Would you please repeat the data that follows, exactly as it reads?

Data extract:
::::::::

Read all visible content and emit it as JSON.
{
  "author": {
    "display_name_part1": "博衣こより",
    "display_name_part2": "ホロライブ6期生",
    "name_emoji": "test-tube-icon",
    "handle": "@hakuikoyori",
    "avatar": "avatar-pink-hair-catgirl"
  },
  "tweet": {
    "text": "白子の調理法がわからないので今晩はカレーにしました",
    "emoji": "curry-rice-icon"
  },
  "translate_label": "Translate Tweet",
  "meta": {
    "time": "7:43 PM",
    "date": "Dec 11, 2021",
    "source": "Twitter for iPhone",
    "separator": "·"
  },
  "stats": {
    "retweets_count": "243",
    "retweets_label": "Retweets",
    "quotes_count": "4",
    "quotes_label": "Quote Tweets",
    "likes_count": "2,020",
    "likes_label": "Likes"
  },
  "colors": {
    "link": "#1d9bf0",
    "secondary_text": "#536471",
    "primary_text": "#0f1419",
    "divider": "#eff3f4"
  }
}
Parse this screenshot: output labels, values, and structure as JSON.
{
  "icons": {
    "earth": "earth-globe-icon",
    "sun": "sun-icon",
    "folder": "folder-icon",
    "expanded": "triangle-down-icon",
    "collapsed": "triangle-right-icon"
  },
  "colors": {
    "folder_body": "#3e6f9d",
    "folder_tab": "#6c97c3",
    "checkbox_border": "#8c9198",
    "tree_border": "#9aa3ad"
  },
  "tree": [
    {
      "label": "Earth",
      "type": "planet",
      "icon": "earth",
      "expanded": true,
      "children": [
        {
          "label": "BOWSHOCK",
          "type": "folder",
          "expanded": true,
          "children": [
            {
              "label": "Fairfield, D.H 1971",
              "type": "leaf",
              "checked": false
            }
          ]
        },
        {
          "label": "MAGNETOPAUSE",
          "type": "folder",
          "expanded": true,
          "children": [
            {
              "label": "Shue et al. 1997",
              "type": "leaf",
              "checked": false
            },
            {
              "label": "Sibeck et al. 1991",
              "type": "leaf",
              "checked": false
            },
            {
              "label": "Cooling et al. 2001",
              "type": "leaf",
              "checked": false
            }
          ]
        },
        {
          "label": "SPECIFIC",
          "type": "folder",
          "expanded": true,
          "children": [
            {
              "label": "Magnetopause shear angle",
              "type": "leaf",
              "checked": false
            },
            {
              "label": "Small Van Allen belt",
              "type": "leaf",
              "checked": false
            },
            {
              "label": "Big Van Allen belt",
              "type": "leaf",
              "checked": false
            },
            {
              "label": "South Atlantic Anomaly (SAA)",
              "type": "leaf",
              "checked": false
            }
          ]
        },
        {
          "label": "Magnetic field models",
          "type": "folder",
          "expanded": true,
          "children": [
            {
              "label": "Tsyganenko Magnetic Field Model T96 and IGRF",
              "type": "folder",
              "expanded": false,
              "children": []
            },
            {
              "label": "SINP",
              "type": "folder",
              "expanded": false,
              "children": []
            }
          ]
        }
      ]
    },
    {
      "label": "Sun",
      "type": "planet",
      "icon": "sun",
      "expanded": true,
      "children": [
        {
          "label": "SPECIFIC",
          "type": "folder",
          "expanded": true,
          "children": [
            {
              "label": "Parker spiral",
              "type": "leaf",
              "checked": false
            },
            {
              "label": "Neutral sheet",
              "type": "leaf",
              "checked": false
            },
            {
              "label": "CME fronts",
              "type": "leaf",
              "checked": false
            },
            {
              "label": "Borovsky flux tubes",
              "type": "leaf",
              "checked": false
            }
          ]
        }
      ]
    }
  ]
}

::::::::

Result of the exercise:
Read all visible content and emit it as JSON.
{
  "author": {
    "display_name_part1": "博衣こより",
    "display_name_part2": "ホロライブ6期生",
    "name_emoji": "test-tube-icon",
    "handle": "@hakuikoyori",
    "avatar": "avatar-pink-hair-catgirl"
  },
  "tweet": {
    "text": "白子の調理法がわからないので今晩はカレーにしました",
    "emoji": "curry-rice-icon"
  },
  "translate_label": "Translate Tweet",
  "meta": {
    "time": "7:43 PM",
    "date": "Dec 11, 2021",
    "source": "Twitter for iPhone",
    "separator": "·"
  },
  "stats": {
    "retweets_count": "243",
    "retweets_label": "Retweets",
    "quotes_count": "4",
    "quotes_label": "Quote Tweets",
    "likes_count": "2,020",
    "likes_label": "Likes"
  },
  "colors": {
    "link": "#1d9bf0",
    "secondary_text": "#536471",
    "primary_text": "#0f1419",
    "divider": "#eff3f4"
  }
}
Parse this screenshot: output labels, values, and structure as JSON.
{
  "icons": {
    "earth": "earth-globe-icon",
    "sun": "sun-icon",
    "folder": "folder-icon",
    "expanded": "triangle-down-icon",
    "collapsed": "triangle-right-icon"
  },
  "colors": {
    "folder_body": "#3e6f9d",
    "folder_tab": "#6c97c3",
    "checkbox_border": "#8c9198",
    "tree_border": "#9aa3ad"
  },
  "tree": [
    {
      "label": "Earth",
      "type": "planet",
      "icon": "earth",
      "expanded": true,
      "children": [
        {
          "label": "BOWSHOCK",
          "type": "folder",
          "expanded": true,
          "children": [
            {
              "label": "Fairfield, D.H 1971",
              "type": "leaf",
              "checked": false
            }
          ]
        },
        {
          "label": "MAGNETOPAUSE",
          "type": "folder",
          "expanded": true,
          "children": [
            {
              "label": "Shue et al. 1997",
              "type": "leaf",
              "checked": false
            },
            {
              "label": "Sibeck et al. 1991",
              "type": "leaf",
              "checked": false
            },
            {
              "label": "Cooling et al. 2001",
              "type": "leaf",
              "checked": false
            }
          ]
        },
        {
          "label": "SPECIFIC",
          "type": "folder",
          "expanded": true,
          "children": [
            {
              "label": "Magnetopause shear angle",
              "type": "leaf",
              "checked": false
            },
            {
              "label": "Small Van Allen belt",
              "type": "leaf",
              "checked": false
            },
            {
              "label": "Big Van Allen belt",
              "type": "leaf",
              "checked": false
            },
            {
              "label": "South Atlantic Anomaly (SAA)",
              "type": "leaf",
              "checked": false
            }
          ]
        },
        {
          "label": "Magnetic field models",
          "type": "folder",
          "expanded": true,
          "children": [
            {
              "label": "Tsyganenko Magnetic Field Model T96 and IGRF",
              "type": "folder",
              "expanded": false,
              "children": []
            },
            {
              "label": "SINP",
              "type": "folder",
              "expanded": false,
              "children": []
            }
          ]
        }
      ]
    },
    {
      "label": "Sun",
      "type": "planet",
      "icon": "sun",
      "expanded": true,
      "children": [
        {
          "label": "SPECIFIC",
          "type": "folder",
          "expanded": true,
          "children": [
            {
              "label": "Parker spiral",
              "type": "leaf",
              "checked": false
            },
            {
              "label": "Neutral sheet",
              "type": "leaf",
              "checked": false
            },
            {
              "label": "CME fronts",
              "type": "leaf",
              "checked": false
            },
            {
              "label": "Borovsky flux tubes",
              "type": "leaf",
              "checked": false
            }
          ]
        }
      ]
    }
  ]
}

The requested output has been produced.